Amortization Schedule is a tabular presentation of the periodic payment amount, principal amount, interest, and the unpaid principal balance for each payment period. The purpose is to show the application of monthly payment towards principal and interest during the life of the loan. The schedule is built in such a manner that the loan amount is fully paid off by the end of the loan term.
Loan originators may provide you with an amortization schedule as part of their sales process.
The Amortization Schedule below is calculated for a $10,000 loan with 6% interest rate for a 1 year term.
The amortization schedule contains the following columns for each period.
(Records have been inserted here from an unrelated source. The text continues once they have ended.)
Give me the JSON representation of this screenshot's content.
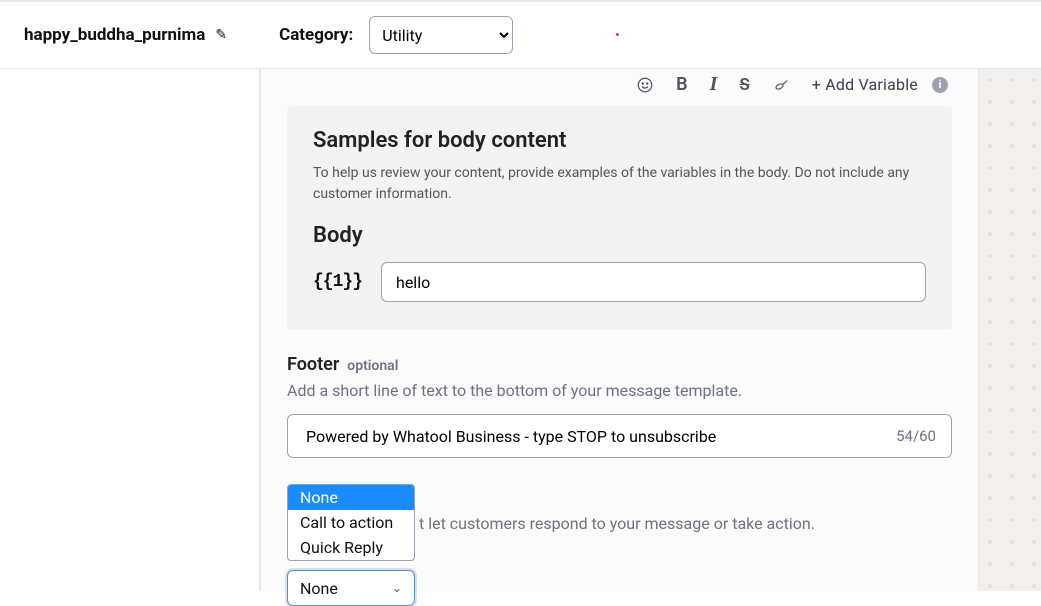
{
  "header": {
    "template_name": "happy_buddha_purnima",
    "category_label": "Category:",
    "category_value": "Utility"
  },
  "toolbar": {
    "bold": "B",
    "italic": "I",
    "strike": "S",
    "add_variable": "+  Add Variable",
    "info": "i"
  },
  "samples": {
    "title": "Samples for body content",
    "desc": "To help us review your content, provide examples of the variables in the body. Do not include any customer information.",
    "body_label": "Body",
    "var1_tag": "{{1}}",
    "var1_value": "hello"
  },
  "footer": {
    "title": "Footer",
    "optional": "optional",
    "desc": "Add a short line of text to the bottom of your message template.",
    "value": "Powered by Whatool Business - type STOP to unsubscribe",
    "count": "54/60"
  },
  "buttons": {
    "options": [
      "None",
      "Call to action",
      "Quick Reply"
    ],
    "selected": "None",
    "desc": "t let customers respond to your message or take action."
  }
}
In case of adjustable rate mortgage (ARM) loan, a change in interest rate will change the amortization schedule and the monthly payment for all remaining periods. The amortization schedule that the loan originator gives you at the time of loan origination is based on the initial interest rate only. As a borrower, you should realize that if the rate goes up the payments may go up significantly and the amortization schedule will look quite different. In these cases you may want to ask the loan originator to provide you with an amortization schedule that is based on a higher interest rate, a rate that you believe is likely to be prevalent in the future. In fact, go further and ask for a schedule based on the highest rate allowed under the loan (rate cap) and see how the schedule looks for you.
Be aware of loans that have an introductory or initial rate. Some lenders create ingenious loan products where the initial interest rate is quite low and have low monthly payments. Once the initial rate expires, which is usually in a short period of time, the rate and monthly payments increases dramatically and makes the amortization schedule look quite unappealing. Ask the loan originator for the amortization schedule based on the rate that will be applicable when the introductory interest rate expires. This will give you a true picture of the loan that you are getting into.
Updated: Aug 06, 2013